Under the English law principle of unjust enrichment a claimant can seek a restitutionary remedy in circumstances where it can be shown that the defendant was enriched at the claimant’s expense, that such enrichment was unjust and that there is no specific defence available to the defendant. This important and long‑standing principle offers an alternative to seeking compensatory damages, instead enabling a claimant to recover the relevant enrichment. However, the question of whether a defendant has in fact been unjustly enriched can be complex, particularly in circumstances where it appears the enrichment was no more than an “incidental benefit”, as the Court of Appeal’s recent decision in TFL Management Services v Lloyds Bank demonstrates.

The decision arose out of a dispute over unpaid commissions between three companies: the assignor of two agreements, the assignee, and the ultimate debtor under the agreements.

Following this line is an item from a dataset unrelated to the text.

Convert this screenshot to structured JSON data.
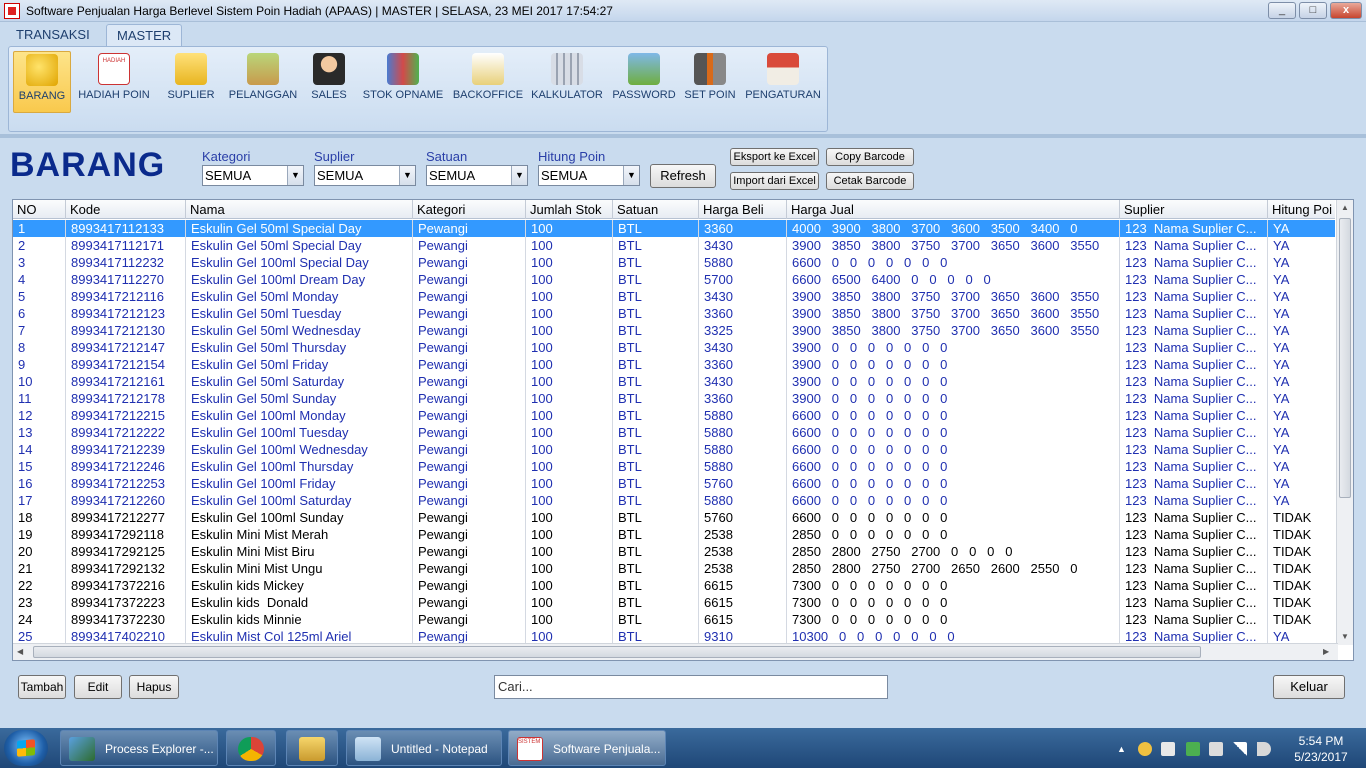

The assignee brought proceedings against the debtor, but in the Court of Appeal it was held that the assignee was only entitled to commissions under one agreement, the right to commissions under the second agreement having been retained by the assignor. The Court of Appeal acknowledged that the assignor may wish to bring proceedings against the debtor in relation to those commissions and the assignor did so, ultimately settling its claim for over £1.18 million, which was recovered by the defendant bank under the terms of a debenture. The assignee contended that throughout the proceedings, the bank and the assignee had mistakenly believed that the benefit of both agreements had been assigned, with the result that the assignee had incurred legal costs in the litigation, which in turn conferred a valuable benefit on the bank. It was therefore contended that the bank had been unjustly enriched at the assignee’s expense. However, at first instance it was held that any enrichment conferred on the bank as a result of the litigation was an “incidental benefit” and could not form the basis of a claim for unjust enrichment. Therefore the claim was struck out. The assignee appealed.

The Court of Appeal noted that, although academic writers have acknowledged a concept which precludes recovery in a claim for unjust enrichment of benefits which have been incidentally conferred on a defendant by a claimant acting in his own self‑interest, there are no clear authorities which support the existence of such a rule. In this case the Court was therefore being invited to formulate such a rule for the first time. Although various cases could be put forward which appeared to give some support to the concept, they could also be explained by reference to the traditional requirements of a claim for unjust enrichment. Holding that there was no reason to consider that those traditional requirements were inadequate, the Court of Appeal therefore refused to formulate a general “incidental benefits” exception, holding that any such rule was too unclear both as to its formulation and its conceptual basis to form a secure foundation on which to strike out the action in this case.

It is important to remember that this decision was reached in the context of an application for a strike out, and the Court of Appeal’s refusal to formulate a rule that incidental benefits cannot form the basis of a claim for unjust enrichment is therefore not the end of the story. Nevertheless, on the basis of this decision it would be advisable for a defendant to argue that a claim for unjust enrichment should fail on the basis that it does not fulfil one of the traditional requirements, rather than seeking to rely on academic arguments as to incidental benefits.

TFL Management Services Ltd v Lloyds Bank Plc [2013] EWCA Civ 1415